E. Nothing in this order shall derogate defenses which individual election authorities may have under the ADA and Section 504, particularly the defense of undue burden, as to implementation of any ADA modification or accommodation for persons with disabilities. Nor shall anything in this order alter *717 the legal obligation of election authorities with regard to making their voting programs accessible to persons with disabilities and to prevent discrimination against persons with disabilities, as required by the ADA and Section 504.
F. The Court shall maintain jurisdiction over this Judgment for all enforcement purposes until the Judgment is complied with. This Judgment will bind the Secretary's successors in office, as well as all agents, employees, and those acting at the Secretary's direction or on his behalf.
 "Blind" includes persons who possess severe visual impairments.

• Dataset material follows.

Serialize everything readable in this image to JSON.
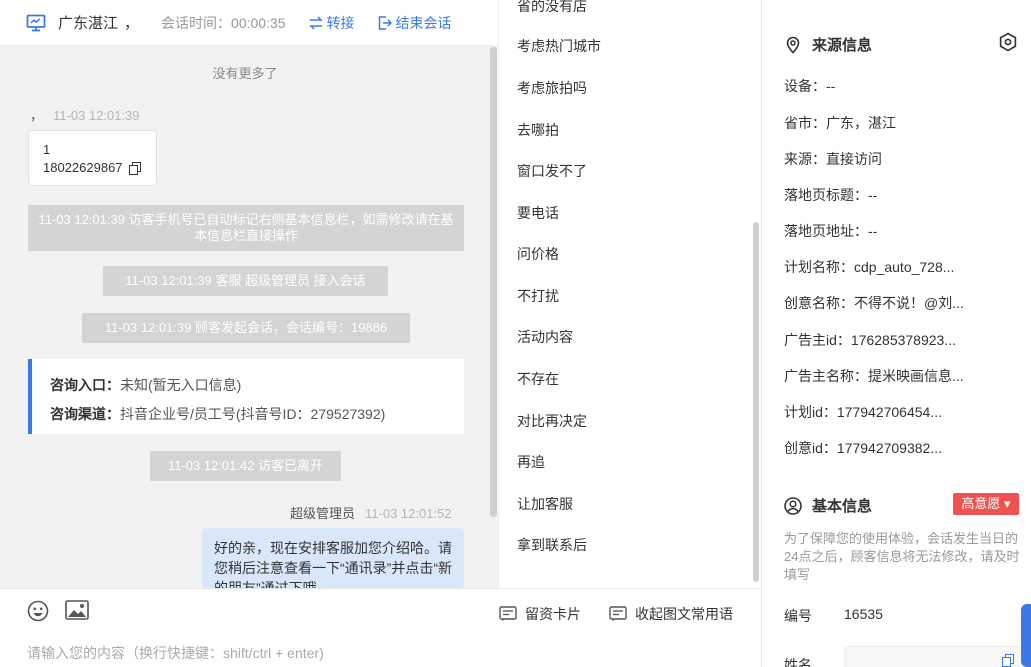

Likewise, "mobility-impaired" includes those persons who require a wheelchair, walker, braces, crutches or the assistance of others in getting around. The impairments may be as a result of accident, because of age or since birth.
 42 U.S.C. § 12101 et seq.
 29 U.S.C. § 791 et seq.
 At the liability phase of this trial, it was this Court's conclusion that the ADA and Section 504 apply to elections. This issue was, as the Court noted in its November opinion, central to the case. Counsel has apparently misunderstood the import of this finding; until such time as this decision is overturned on appeal, this issue is resolved as a matter of law. Perhaps this misunderstanding explains the Secretary's failure to submit a proposed remedy.
 The Court notes that a class member may essentially "opt out" of the class at any time by choosing not to use any of the remedies effectuated by this decree, and choosing instead to vote according to the current options available, which will continue in effect in addition to this judgment. Similarly, nothing in this decree prevents any class member from proceeding on their own against local election officials for non-compliance with Section 504 or the ADA.
 "Program," in this Judgment includes "program," "services," and "activities," as those terms are used in the ADA and Section 504.